THE TASK »
Images excluded, reproduce each line of the records exactly as it stands.

EXTRACTED ENTRIES »

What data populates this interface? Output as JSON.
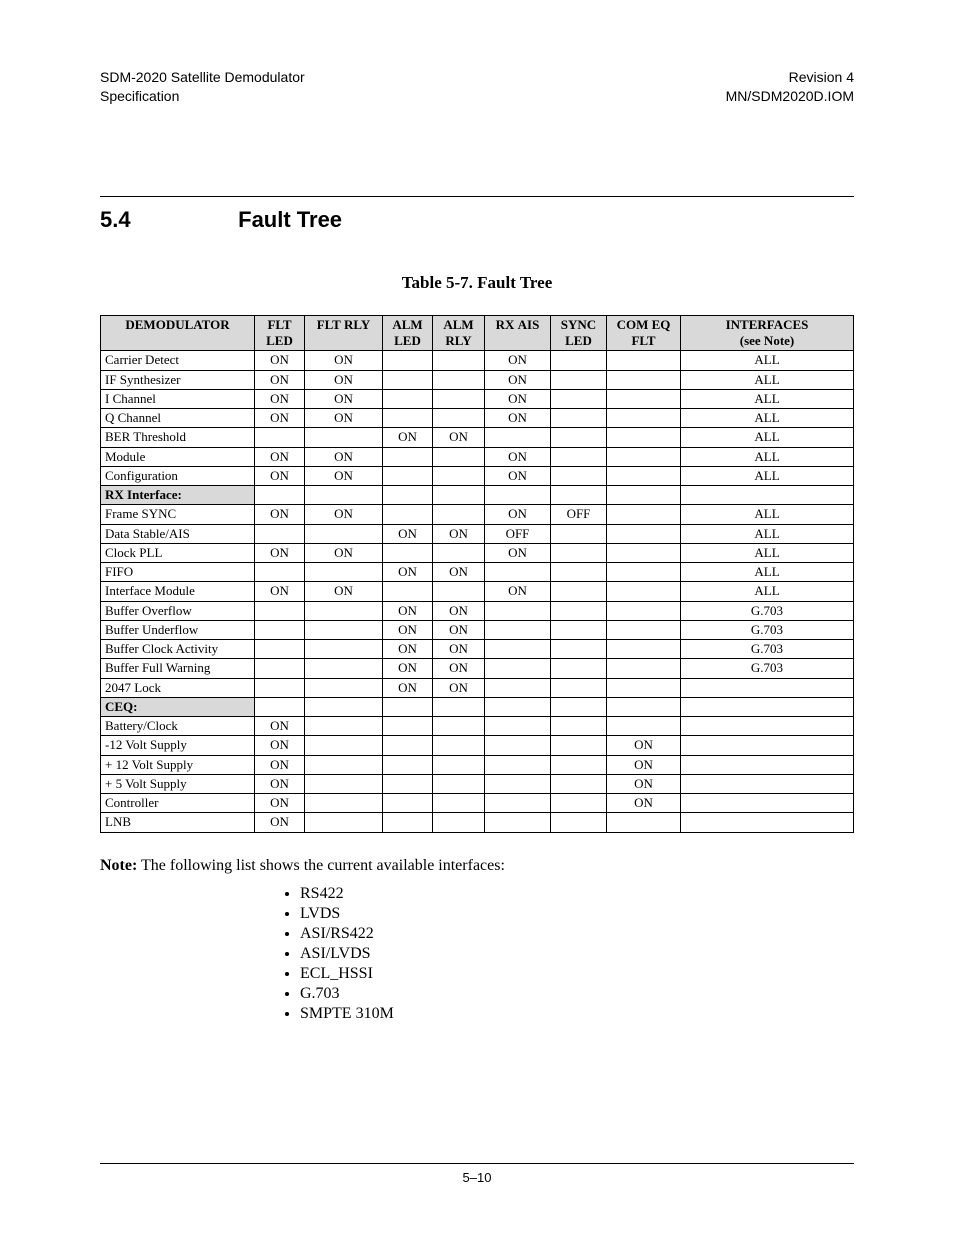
{
  "header": {
    "left1": "SDM-2020 Satellite Demodulator",
    "left2": "Specification",
    "right1": "Revision 4",
    "right2": "MN/SDM2020D.IOM"
  },
  "section": {
    "number": "5.4",
    "title": "Fault Tree"
  },
  "table": {
    "caption": "Table 5-7.  Fault Tree",
    "columns": [
      {
        "l1": "",
        "l2": "DEMODULATOR",
        "l3": ""
      },
      {
        "l1": "FLT",
        "l2": "LED",
        "l3": ""
      },
      {
        "l1": "",
        "l2": "FLT RLY",
        "l3": ""
      },
      {
        "l1": "ALM",
        "l2": "LED",
        "l3": ""
      },
      {
        "l1": "ALM",
        "l2": "RLY",
        "l3": ""
      },
      {
        "l1": "",
        "l2": "RX AIS",
        "l3": ""
      },
      {
        "l1": "SYNC",
        "l2": "LED",
        "l3": ""
      },
      {
        "l1": "COM EQ",
        "l2": "FLT",
        "l3": ""
      },
      {
        "l1": "",
        "l2": "INTERFACES",
        "l3": "(see Note)"
      }
    ],
    "rows": [
      {
        "name": "Carrier Detect",
        "c": [
          "ON",
          "ON",
          "",
          "",
          "ON",
          "",
          "",
          "ALL"
        ]
      },
      {
        "name": "IF Synthesizer",
        "c": [
          "ON",
          "ON",
          "",
          "",
          "ON",
          "",
          "",
          "ALL"
        ]
      },
      {
        "name": "I Channel",
        "c": [
          "ON",
          "ON",
          "",
          "",
          "ON",
          "",
          "",
          "ALL"
        ]
      },
      {
        "name": "Q Channel",
        "c": [
          "ON",
          "ON",
          "",
          "",
          "ON",
          "",
          "",
          "ALL"
        ]
      },
      {
        "name": "BER Threshold",
        "c": [
          "",
          "",
          "ON",
          "ON",
          "",
          "",
          "",
          "ALL"
        ]
      },
      {
        "name": "Module",
        "c": [
          "ON",
          "ON",
          "",
          "",
          "ON",
          "",
          "",
          "ALL"
        ]
      },
      {
        "name": "Configuration",
        "c": [
          "ON",
          "ON",
          "",
          "",
          "ON",
          "",
          "",
          "ALL"
        ]
      },
      {
        "section": true,
        "name": "RX Interface:"
      },
      {
        "name": "Frame SYNC",
        "c": [
          "ON",
          "ON",
          "",
          "",
          "ON",
          "OFF",
          "",
          "ALL"
        ]
      },
      {
        "name": "Data Stable/AIS",
        "c": [
          "",
          "",
          "ON",
          "ON",
          "OFF",
          "",
          "",
          "ALL"
        ]
      },
      {
        "name": "Clock PLL",
        "c": [
          "ON",
          "ON",
          "",
          "",
          "ON",
          "",
          "",
          "ALL"
        ]
      },
      {
        "name": "FIFO",
        "c": [
          "",
          "",
          "ON",
          "ON",
          "",
          "",
          "",
          "ALL"
        ]
      },
      {
        "name": "Interface Module",
        "c": [
          "ON",
          "ON",
          "",
          "",
          "ON",
          "",
          "",
          "ALL"
        ]
      },
      {
        "name": "Buffer Overflow",
        "c": [
          "",
          "",
          "ON",
          "ON",
          "",
          "",
          "",
          "G.703"
        ]
      },
      {
        "name": "Buffer Underflow",
        "c": [
          "",
          "",
          "ON",
          "ON",
          "",
          "",
          "",
          "G.703"
        ]
      },
      {
        "name": "Buffer Clock Activity",
        "c": [
          "",
          "",
          "ON",
          "ON",
          "",
          "",
          "",
          "G.703"
        ]
      },
      {
        "name": "Buffer Full Warning",
        "c": [
          "",
          "",
          "ON",
          "ON",
          "",
          "",
          "",
          "G.703"
        ]
      },
      {
        "name": "2047 Lock",
        "c": [
          "",
          "",
          "ON",
          "ON",
          "",
          "",
          "",
          ""
        ]
      },
      {
        "section": true,
        "name": "CEQ:"
      },
      {
        "name": "Battery/Clock",
        "c": [
          "ON",
          "",
          "",
          "",
          "",
          "",
          "",
          ""
        ]
      },
      {
        "name": "-12 Volt Supply",
        "c": [
          "ON",
          "",
          "",
          "",
          "",
          "",
          "ON",
          ""
        ]
      },
      {
        "name": "+ 12 Volt Supply",
        "c": [
          "ON",
          "",
          "",
          "",
          "",
          "",
          "ON",
          ""
        ]
      },
      {
        "name": "+ 5 Volt Supply",
        "c": [
          "ON",
          "",
          "",
          "",
          "",
          "",
          "ON",
          ""
        ]
      },
      {
        "name": "Controller",
        "c": [
          "ON",
          "",
          "",
          "",
          "",
          "",
          "ON",
          ""
        ]
      },
      {
        "name": "LNB",
        "c": [
          "ON",
          "",
          "",
          "",
          "",
          "",
          "",
          ""
        ]
      }
    ]
  },
  "note": {
    "label": "Note:",
    "text": "The following list shows the current available interfaces:"
  },
  "interfaces_list": [
    "RS422",
    "LVDS",
    "ASI/RS422",
    "ASI/LVDS",
    "ECL_HSSI",
    "G.703",
    "SMPTE 310M"
  ],
  "footer": {
    "page": "5–10"
  }
}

TASK SOLUTION »
What data populates this interface? Output as JSON.
{
  "header": {
    "left1": "SDM-2020 Satellite Demodulator",
    "left2": "Specification",
    "right1": "Revision 4",
    "right2": "MN/SDM2020D.IOM"
  },
  "section": {
    "number": "5.4",
    "title": "Fault Tree"
  },
  "table": {
    "caption": "Table 5-7.  Fault Tree",
    "columns": [
      {
        "l1": "",
        "l2": "DEMODULATOR",
        "l3": ""
      },
      {
        "l1": "FLT",
        "l2": "LED",
        "l3": ""
      },
      {
        "l1": "",
        "l2": "FLT RLY",
        "l3": ""
      },
      {
        "l1": "ALM",
        "l2": "LED",
        "l3": ""
      },
      {
        "l1": "ALM",
        "l2": "RLY",
        "l3": ""
      },
      {
        "l1": "",
        "l2": "RX AIS",
        "l3": ""
      },
      {
        "l1": "SYNC",
        "l2": "LED",
        "l3": ""
      },
      {
        "l1": "COM EQ",
        "l2": "FLT",
        "l3": ""
      },
      {
        "l1": "",
        "l2": "INTERFACES",
        "l3": "(see Note)"
      }
    ],
    "rows": [
      {
        "name": "Carrier Detect",
        "c": [
          "ON",
          "ON",
          "",
          "",
          "ON",
          "",
          "",
          "ALL"
        ]
      },
      {
        "name": "IF Synthesizer",
        "c": [
          "ON",
          "ON",
          "",
          "",
          "ON",
          "",
          "",
          "ALL"
        ]
      },
      {
        "name": "I Channel",
        "c": [
          "ON",
          "ON",
          "",
          "",
          "ON",
          "",
          "",
          "ALL"
        ]
      },
      {
        "name": "Q Channel",
        "c": [
          "ON",
          "ON",
          "",
          "",
          "ON",
          "",
          "",
          "ALL"
        ]
      },
      {
        "name": "BER Threshold",
        "c": [
          "",
          "",
          "ON",
          "ON",
          "",
          "",
          "",
          "ALL"
        ]
      },
      {
        "name": "Module",
        "c": [
          "ON",
          "ON",
          "",
          "",
          "ON",
          "",
          "",
          "ALL"
        ]
      },
      {
        "name": "Configuration",
        "c": [
          "ON",
          "ON",
          "",
          "",
          "ON",
          "",
          "",
          "ALL"
        ]
      },
      {
        "section": true,
        "name": "RX Interface:"
      },
      {
        "name": "Frame SYNC",
        "c": [
          "ON",
          "ON",
          "",
          "",
          "ON",
          "OFF",
          "",
          "ALL"
        ]
      },
      {
        "name": "Data Stable/AIS",
        "c": [
          "",
          "",
          "ON",
          "ON",
          "OFF",
          "",
          "",
          "ALL"
        ]
      },
      {
        "name": "Clock PLL",
        "c": [
          "ON",
          "ON",
          "",
          "",
          "ON",
          "",
          "",
          "ALL"
        ]
      },
      {
        "name": "FIFO",
        "c": [
          "",
          "",
          "ON",
          "ON",
          "",
          "",
          "",
          "ALL"
        ]
      },
      {
        "name": "Interface Module",
        "c": [
          "ON",
          "ON",
          "",
          "",
          "ON",
          "",
          "",
          "ALL"
        ]
      },
      {
        "name": "Buffer Overflow",
        "c": [
          "",
          "",
          "ON",
          "ON",
          "",
          "",
          "",
          "G.703"
        ]
      },
      {
        "name": "Buffer Underflow",
        "c": [
          "",
          "",
          "ON",
          "ON",
          "",
          "",
          "",
          "G.703"
        ]
      },
      {
        "name": "Buffer Clock Activity",
        "c": [
          "",
          "",
          "ON",
          "ON",
          "",
          "",
          "",
          "G.703"
        ]
      },
      {
        "name": "Buffer Full Warning",
        "c": [
          "",
          "",
          "ON",
          "ON",
          "",
          "",
          "",
          "G.703"
        ]
      },
      {
        "name": "2047 Lock",
        "c": [
          "",
          "",
          "ON",
          "ON",
          "",
          "",
          "",
          ""
        ]
      },
      {
        "section": true,
        "name": "CEQ:"
      },
      {
        "name": "Battery/Clock",
        "c": [
          "ON",
          "",
          "",
          "",
          "",
          "",
          "",
          ""
        ]
      },
      {
        "name": "-12 Volt Supply",
        "c": [
          "ON",
          "",
          "",
          "",
          "",
          "",
          "ON",
          ""
        ]
      },
      {
        "name": "+ 12 Volt Supply",
        "c": [
          "ON",
          "",
          "",
          "",
          "",
          "",
          "ON",
          ""
        ]
      },
      {
        "name": "+ 5 Volt Supply",
        "c": [
          "ON",
          "",
          "",
          "",
          "",
          "",
          "ON",
          ""
        ]
      },
      {
        "name": "Controller",
        "c": [
          "ON",
          "",
          "",
          "",
          "",
          "",
          "ON",
          ""
        ]
      },
      {
        "name": "LNB",
        "c": [
          "ON",
          "",
          "",
          "",
          "",
          "",
          "",
          ""
        ]
      }
    ]
  },
  "note": {
    "label": "Note:",
    "text": "The following list shows the current available interfaces:"
  },
  "interfaces_list": [
    "RS422",
    "LVDS",
    "ASI/RS422",
    "ASI/LVDS",
    "ECL_HSSI",
    "G.703",
    "SMPTE 310M"
  ],
  "footer": {
    "page": "5–10"
  }
}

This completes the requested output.